As a country open and connecting to the world, the tax policy in Singapore is relatively more friendly than many other countries, so it can attract more international investment and professionals. But how friendly it is? I will elaborate starting from the individual income tax policy in Singapore.
Defining taxpayer is to define who need to pay individual income tax.
All Singapore Citizens and Singapore Permanent Residents are tax residents in Singapore. As a foreigner, if you stay or work in Singapore for at least 183 days in a calendar year, you are also a tax resident in Singapore. Tax residents in Singapore are taxed at progress resident rates.
As a foreigner, if you stay or work in Singapore for 61 to 182 days in a calendar year, you are taxed at non-resident rates.
As a foreigner, if you stay or work in Singapore for no more than 60 days, you do not need to pay individual income tax.
The definition of individual income taxpayer in Singapore is quite common compared with most countries. Its friendly part is that Singapore only tax income generated locally. It does not tax any income received from overseas.

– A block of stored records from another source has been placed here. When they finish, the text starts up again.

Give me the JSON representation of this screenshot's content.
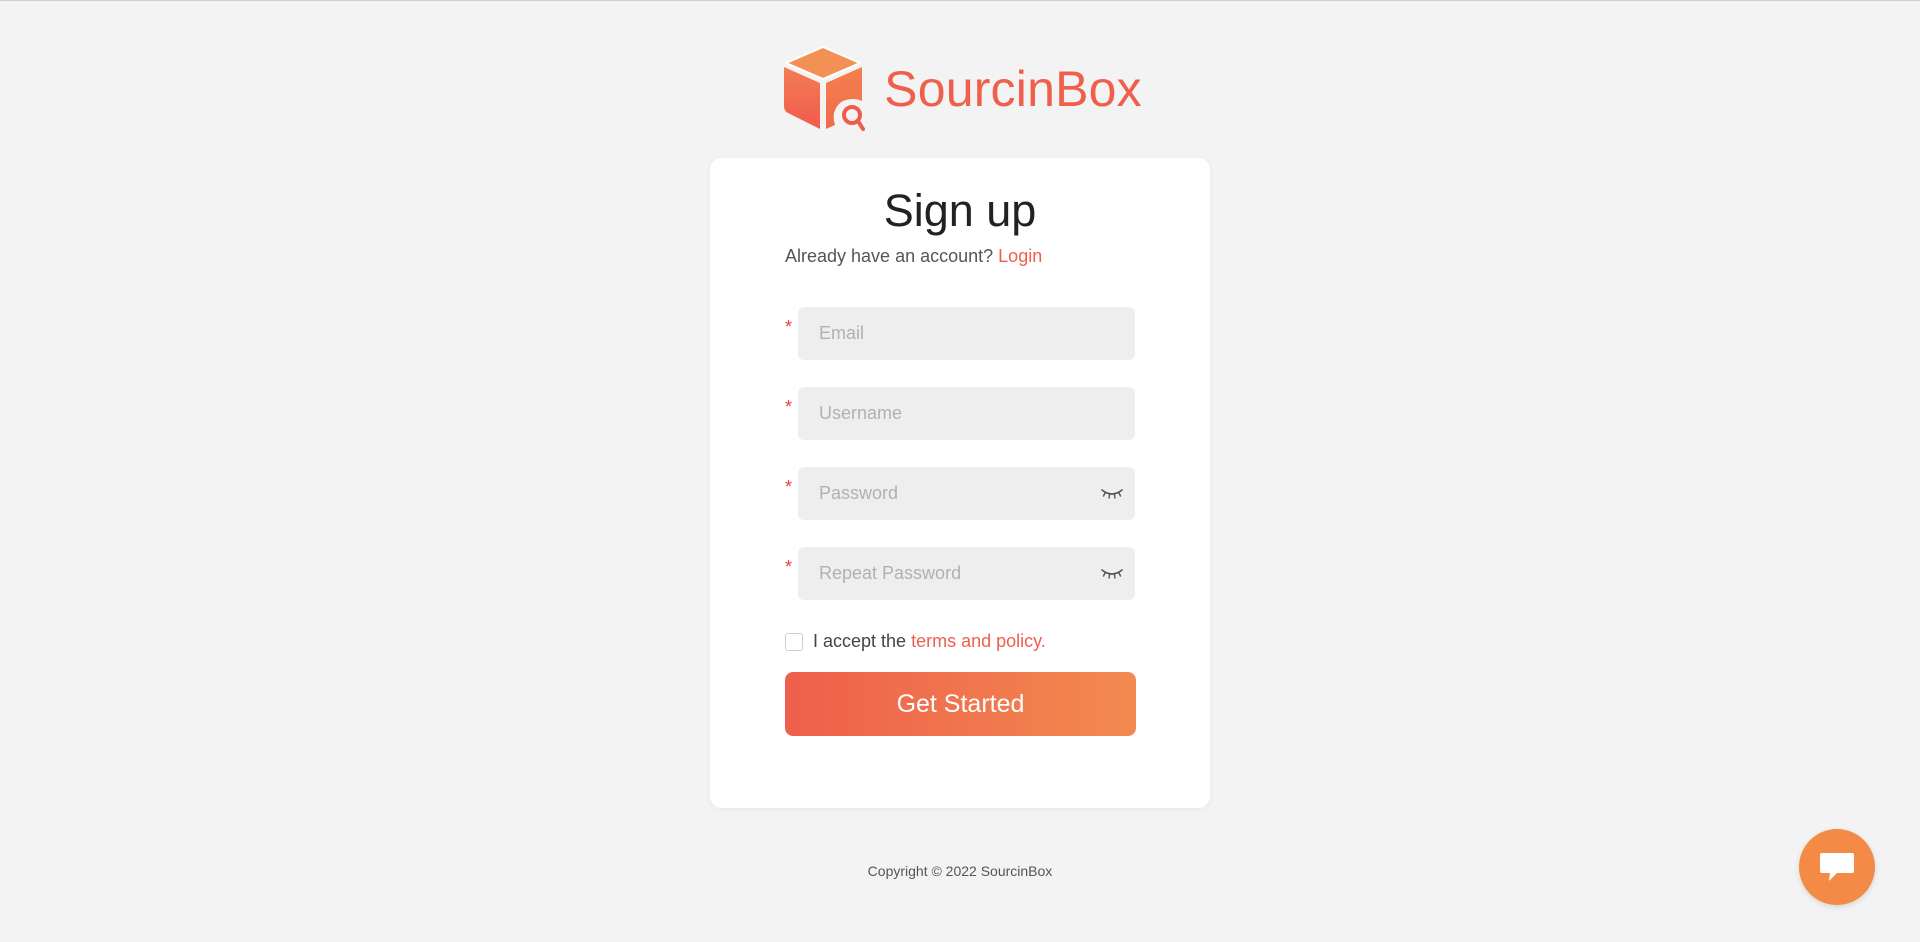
{
  "logo": {
    "text": "SourcinBox",
    "mark_icon": "cube-search-icon",
    "colors": {
      "top": "#f38f55",
      "gradient_start": "#f37d56",
      "gradient_end": "#f05b4c"
    }
  },
  "card": {
    "title": "Sign up",
    "login_prompt": "Already have an account?",
    "login_link": "Login"
  },
  "form": {
    "fields": [
      {
        "placeholder": "Email",
        "value": "",
        "required_mark": "*"
      },
      {
        "placeholder": "Username",
        "value": "",
        "required_mark": "*"
      },
      {
        "placeholder": "Password",
        "value": "",
        "required_mark": "*",
        "icon": "eye-closed-icon"
      },
      {
        "placeholder": "Repeat Password",
        "value": "",
        "required_mark": "*",
        "icon": "eye-closed-icon"
      }
    ],
    "terms_prefix": "I accept the",
    "terms_link": "terms and policy.",
    "terms_checked": false,
    "submit_label": "Get Started"
  },
  "footer": {
    "copyright": "Copyright © 2022 SourcinBox"
  },
  "chat": {
    "icon": "chat-bubble-icon",
    "color": "#f38a46"
  },
  "colors": {
    "accent": "#ef5f4c",
    "background": "#f3f3f3",
    "card": "#ffffff",
    "field": "#eeeeee",
    "required": "#f23c3c"
  }
}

In Singapore, taxable income includes employment income, self-employed income, rental income from properties. On the other hand, the following items may be taxed in other countries, but they are not taxable in Singapore: interest received from deposits, dividend distributed by local listed companies, gain from selling local listed company shares, and windfalls (winnings from legal betting).

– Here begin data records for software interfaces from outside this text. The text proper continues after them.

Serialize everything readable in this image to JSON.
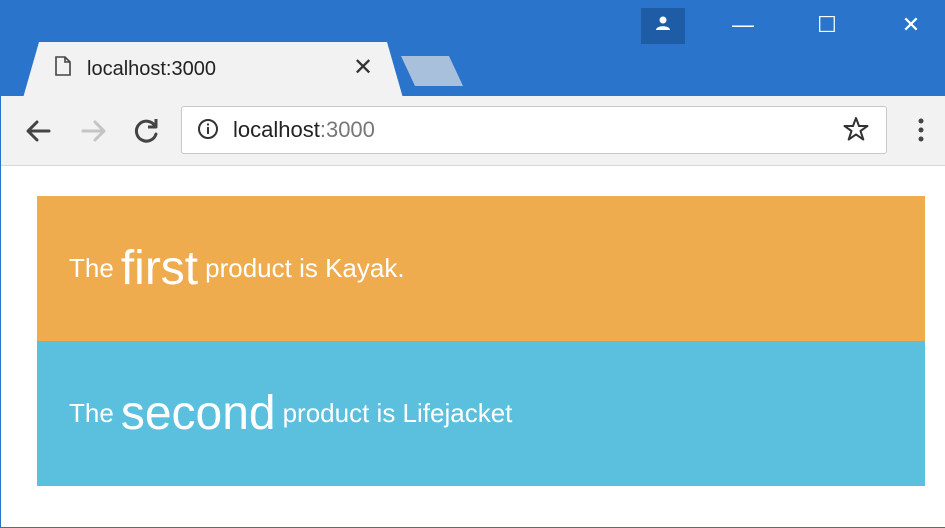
{
  "browser": {
    "tab": {
      "title": "localhost:3000",
      "close_glyph": "✕",
      "page_icon": "page-icon"
    },
    "window_controls": {
      "minimize_glyph": "—",
      "maximize_glyph": "☐",
      "close_glyph": "✕"
    },
    "toolbar": {
      "back_icon": "back-arrow-icon",
      "forward_icon": "forward-arrow-icon",
      "reload_icon": "reload-icon",
      "address": {
        "host": "localhost",
        "port": ":3000"
      },
      "bookmark_icon": "star-icon",
      "menu_icon": "kebab-menu-icon"
    },
    "colors": {
      "titlebar": "#2b74cb",
      "product_1_bg": "#efac4e",
      "product_2_bg": "#5bc0de"
    }
  },
  "page": {
    "products": [
      {
        "the": "The",
        "ordinal": "first",
        "rest": "product is Kayak."
      },
      {
        "the": "The",
        "ordinal": "second",
        "rest": "product is Lifejacket"
      }
    ]
  }
}
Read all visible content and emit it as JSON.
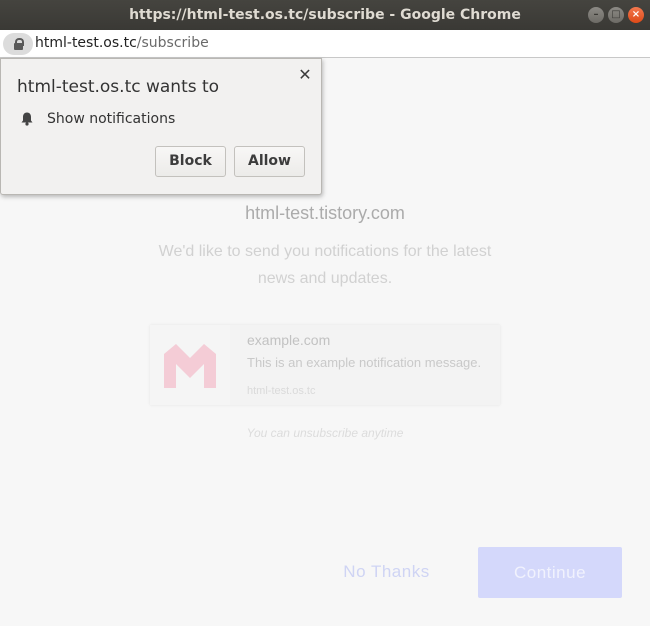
{
  "window": {
    "title": "https://html-test.os.tc/subscribe - Google Chrome"
  },
  "address_bar": {
    "host": "html-test.os.tc",
    "path": "/subscribe"
  },
  "permission_popup": {
    "title": "html-test.os.tc wants to",
    "permission": "Show notifications",
    "block_label": "Block",
    "allow_label": "Allow",
    "close_glyph": "✕"
  },
  "page": {
    "site_title": "html-test.tistory.com",
    "description": "We'd like to send you notifications for the latest news and updates.",
    "preview": {
      "domain": "example.com",
      "message": "This is an example notification message.",
      "site": "html-test.os.tc"
    },
    "unsubscribe_note": "You can unsubscribe anytime",
    "no_thanks_label": "No Thanks",
    "continue_label": "Continue"
  },
  "colors": {
    "accent": "#d4d8fb",
    "logo": "#f4ccd6"
  },
  "icons": [
    "lock-icon",
    "bell-icon",
    "close-icon",
    "site-logo"
  ]
}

There are many items eligible for tax reliefs or rebates in Singapore. They represent the social direction advocated by the government. Common tax relief items include: CPF (contributed by employee, contributed by employer and voluntary contribution), self-employed expenses, property rental expenses, donations, life insurance premium, SRS, earned income relief, course fees, supporting family members (such as parents, grandparents, siblings, spouse and children), NSman relief, foreign maid levy (in order for local female taking up employment), working mother relief, etc. I elaborated this part in my previous articles Guidelines on Tax Relief Items in Tax Filing and Tax Relief Benefits for Working Mothers in Singapore.
Tax residents in Singapore are taxed at progress resident rates. Annual income no more than $20,000 is not taxable. The part of annual income exceeding $20,000 is taxed from 2% to 22% based on different tiers. The specific tiers are illustrated as follows:
Source: Inland Revenue Authority of Singapore (IRAS)
Here we do calculation for one example. Assuming Mr Zhang is working in Singapore. His annual income after deducting all the relief items is $60,000. His income tax is ($60,000 – $40,000) × 7% + $550 = $1,950.
Let’s make a comparison with China, simply using the exchange rate of 1 SGD = 5 CNY. If Mr Zhang is working in China, and his annual income after deducting all the relief items is CNY 300,000, his income tax will be CNY 43,080, equivalent to SGD 8,616.
From this comparison we can tell that the individual income tax rate in Singapore is generally lower than that in China.
This article is just at introductory level about the tax policy in Singapore. If you have any relevant questions, welcome contacting me for a discussion. I will also address your popular questions in my future articles.